There are going to be people that don’t like you, and that’s okay. There are going to be people that don’t agree with you, and that’s okay. There are going to be people that don’t want to talk to you and THAT’S OKAY. It’s NOT ABOUT YOU. Them not liking you isn’t about you. It’s about them. It’s about their preferences and what’s going on in their lives.
Be a peach
There’s this quote by Dita Von Tesse that says, “You can be the ripest, juiciest peach in the world and there’s still going to be somebody who hates peaches.”
Just because someone doesn’t like peaches does that automatically mean that something is wrong with the peach? NO. The peach is perfect at being a peach.
I personally think grapefruit is disgusting. I think it’s beautiful, it even smells good but I do not want to eat it ever. I think it’s gross. If the grapefruit could think it could easily make my thoughts and my comments about itself right? It could think things like, she doesn’t like me, something must be wrong with me. But is there something wrong with the grapefruit? No. The grapefruit is perfect at being a grapefruit.

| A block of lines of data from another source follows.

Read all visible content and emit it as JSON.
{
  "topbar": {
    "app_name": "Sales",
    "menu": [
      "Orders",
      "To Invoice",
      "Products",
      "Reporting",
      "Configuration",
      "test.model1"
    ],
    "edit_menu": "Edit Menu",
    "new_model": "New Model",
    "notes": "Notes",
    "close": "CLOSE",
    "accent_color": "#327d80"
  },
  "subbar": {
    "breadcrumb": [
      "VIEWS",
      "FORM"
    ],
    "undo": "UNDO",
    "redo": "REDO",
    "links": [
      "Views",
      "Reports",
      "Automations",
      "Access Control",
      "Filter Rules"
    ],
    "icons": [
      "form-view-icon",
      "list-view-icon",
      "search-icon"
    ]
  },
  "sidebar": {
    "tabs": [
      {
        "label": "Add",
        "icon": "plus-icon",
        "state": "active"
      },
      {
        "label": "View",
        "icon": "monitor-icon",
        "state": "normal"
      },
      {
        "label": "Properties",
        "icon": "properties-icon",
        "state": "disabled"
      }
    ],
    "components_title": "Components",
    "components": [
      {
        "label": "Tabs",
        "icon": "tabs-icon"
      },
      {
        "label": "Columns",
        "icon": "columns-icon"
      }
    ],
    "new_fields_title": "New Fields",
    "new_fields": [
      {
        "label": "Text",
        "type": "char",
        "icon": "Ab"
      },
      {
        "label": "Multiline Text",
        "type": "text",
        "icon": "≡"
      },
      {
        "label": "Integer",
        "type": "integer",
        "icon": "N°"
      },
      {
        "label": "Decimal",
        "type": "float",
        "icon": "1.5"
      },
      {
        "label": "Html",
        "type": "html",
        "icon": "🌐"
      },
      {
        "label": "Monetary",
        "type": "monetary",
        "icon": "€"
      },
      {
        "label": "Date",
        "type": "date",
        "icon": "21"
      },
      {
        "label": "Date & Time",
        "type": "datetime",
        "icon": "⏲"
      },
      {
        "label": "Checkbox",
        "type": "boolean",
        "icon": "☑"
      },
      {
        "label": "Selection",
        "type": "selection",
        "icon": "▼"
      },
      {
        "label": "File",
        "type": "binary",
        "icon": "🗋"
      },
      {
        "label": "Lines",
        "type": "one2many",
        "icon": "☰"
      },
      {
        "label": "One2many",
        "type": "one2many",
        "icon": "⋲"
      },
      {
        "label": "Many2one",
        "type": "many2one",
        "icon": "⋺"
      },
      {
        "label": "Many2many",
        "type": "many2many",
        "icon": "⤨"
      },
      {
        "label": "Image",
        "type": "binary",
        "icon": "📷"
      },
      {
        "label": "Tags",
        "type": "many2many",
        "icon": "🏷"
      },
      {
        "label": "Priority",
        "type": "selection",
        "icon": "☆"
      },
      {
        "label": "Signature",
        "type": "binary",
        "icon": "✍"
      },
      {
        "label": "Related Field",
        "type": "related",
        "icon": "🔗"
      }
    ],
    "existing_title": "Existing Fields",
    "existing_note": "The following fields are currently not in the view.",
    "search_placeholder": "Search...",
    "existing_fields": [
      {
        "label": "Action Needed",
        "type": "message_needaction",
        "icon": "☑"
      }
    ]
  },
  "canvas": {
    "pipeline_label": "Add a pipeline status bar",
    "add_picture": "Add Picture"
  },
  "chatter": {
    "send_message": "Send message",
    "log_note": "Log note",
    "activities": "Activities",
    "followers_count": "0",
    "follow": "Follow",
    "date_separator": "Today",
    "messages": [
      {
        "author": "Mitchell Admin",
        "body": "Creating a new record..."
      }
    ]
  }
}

My thoughts and comments have everything to do with me, my preferences, my tastes, and opinions. Nothing is wrong with me either. We’re just different. In fact, I have a family member that LOVES grapefruit. He’s not offended that I don’t like grapefruit because it’s not about him. My actions, preferences, thoughts have everything to do with me.
You are perfect at being YOU
Take the Ancient One’s advice and remember, what others do, say, think, or feel is not about you. You are perfect at being you. Right now, nothing needs to be fixed, changed, altered for you to be perfect and whole, valuable, and accepted. You are a child of God and you are perfect at such.
This isn’t to say that we stop trying to become more if we’re perfect already. We’re always wanting to refine ourselves and grow but it’s not because something is wrong with us it’s because we’re ready and capable of learning more.
So let’s recap:
1.) Take ownership of your emotional bucket and the responsibility to FILL your own bucket.
2.) Locate what the real problem is. Why does their actions, words, thoughts bother you? Why is it causing you anxiety and fear?
3.) Remember, it’s not about you. What they say or do or even think is not about you but about them.
These three steps will offer you so much freedom to live authentically. To show up in any situation as your best self. To give the gift of your own uniqueness to the world.
You got this my friends! Have a great week!